■ Task requirements: Every record, apart from its pictures, should be repeated exactly.

(Excerpts from an interface dataset)
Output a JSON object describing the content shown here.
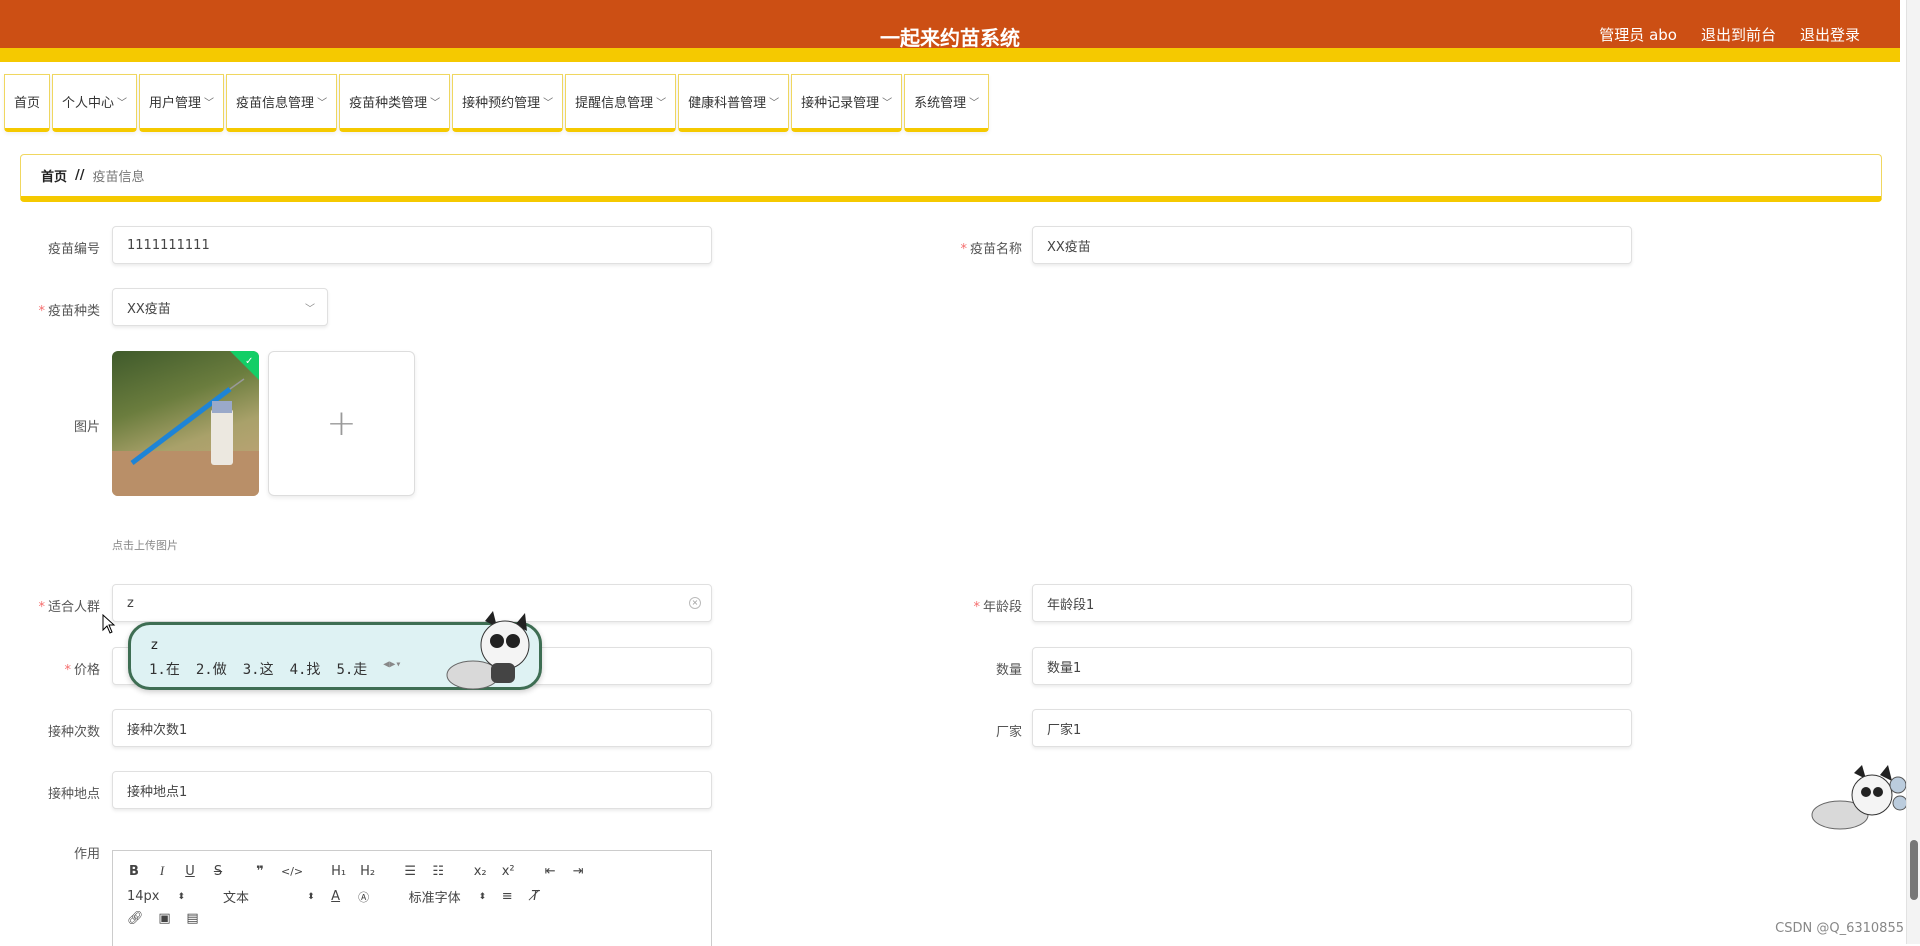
{
  "header": {
    "title": "一起来约苗系统",
    "admin": "管理员 abo",
    "to_front": "退出到前台",
    "logout": "退出登录"
  },
  "nav": [
    "首页",
    "个人中心",
    "用户管理",
    "疫苗信息管理",
    "疫苗种类管理",
    "接种预约管理",
    "提醒信息管理",
    "健康科普管理",
    "接种记录管理",
    "系统管理"
  ],
  "breadcrumb": {
    "home": "首页",
    "sep": "//",
    "current": "疫苗信息"
  },
  "form": {
    "code_label": "疫苗编号",
    "code_value": "1111111111",
    "name_label": "疫苗名称",
    "name_value": "XX疫苗",
    "type_label": "疫苗种类",
    "type_value": "XX疫苗",
    "image_label": "图片",
    "upload_hint": "点击上传图片",
    "crowd_label": "适合人群",
    "crowd_value": "z",
    "age_label": "年龄段",
    "age_value": "年龄段1",
    "price_label": "价格",
    "qty_label": "数量",
    "qty_value": "数量1",
    "times_label": "接种次数",
    "times_value": "接种次数1",
    "maker_label": "厂家",
    "maker_value": "厂家1",
    "place_label": "接种地点",
    "place_value": "接种地点1",
    "effect_label": "作用"
  },
  "ime": {
    "composition": "z",
    "candidates": [
      "1.在",
      "2.做",
      "3.这",
      "4.找",
      "5.走"
    ]
  },
  "editor": {
    "font_size": "14px",
    "block_type": "文本",
    "font_family": "标准字体"
  },
  "watermark": "CSDN @Q_6310855"
}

■ Answer box:
Output a JSON object describing the content shown here.
{
  "header": {
    "title": "一起来约苗系统",
    "admin": "管理员 abo",
    "to_front": "退出到前台",
    "logout": "退出登录"
  },
  "nav": [
    "首页",
    "个人中心",
    "用户管理",
    "疫苗信息管理",
    "疫苗种类管理",
    "接种预约管理",
    "提醒信息管理",
    "健康科普管理",
    "接种记录管理",
    "系统管理"
  ],
  "breadcrumb": {
    "home": "首页",
    "sep": "//",
    "current": "疫苗信息"
  },
  "form": {
    "code_label": "疫苗编号",
    "code_value": "1111111111",
    "name_label": "疫苗名称",
    "name_value": "XX疫苗",
    "type_label": "疫苗种类",
    "type_value": "XX疫苗",
    "image_label": "图片",
    "upload_hint": "点击上传图片",
    "crowd_label": "适合人群",
    "crowd_value": "z",
    "age_label": "年龄段",
    "age_value": "年龄段1",
    "price_label": "价格",
    "qty_label": "数量",
    "qty_value": "数量1",
    "times_label": "接种次数",
    "times_value": "接种次数1",
    "maker_label": "厂家",
    "maker_value": "厂家1",
    "place_label": "接种地点",
    "place_value": "接种地点1",
    "effect_label": "作用"
  },
  "ime": {
    "composition": "z",
    "candidates": [
      "1.在",
      "2.做",
      "3.这",
      "4.找",
      "5.走"
    ]
  },
  "editor": {
    "font_size": "14px",
    "block_type": "文本",
    "font_family": "标准字体"
  },
  "watermark": "CSDN @Q_6310855"
}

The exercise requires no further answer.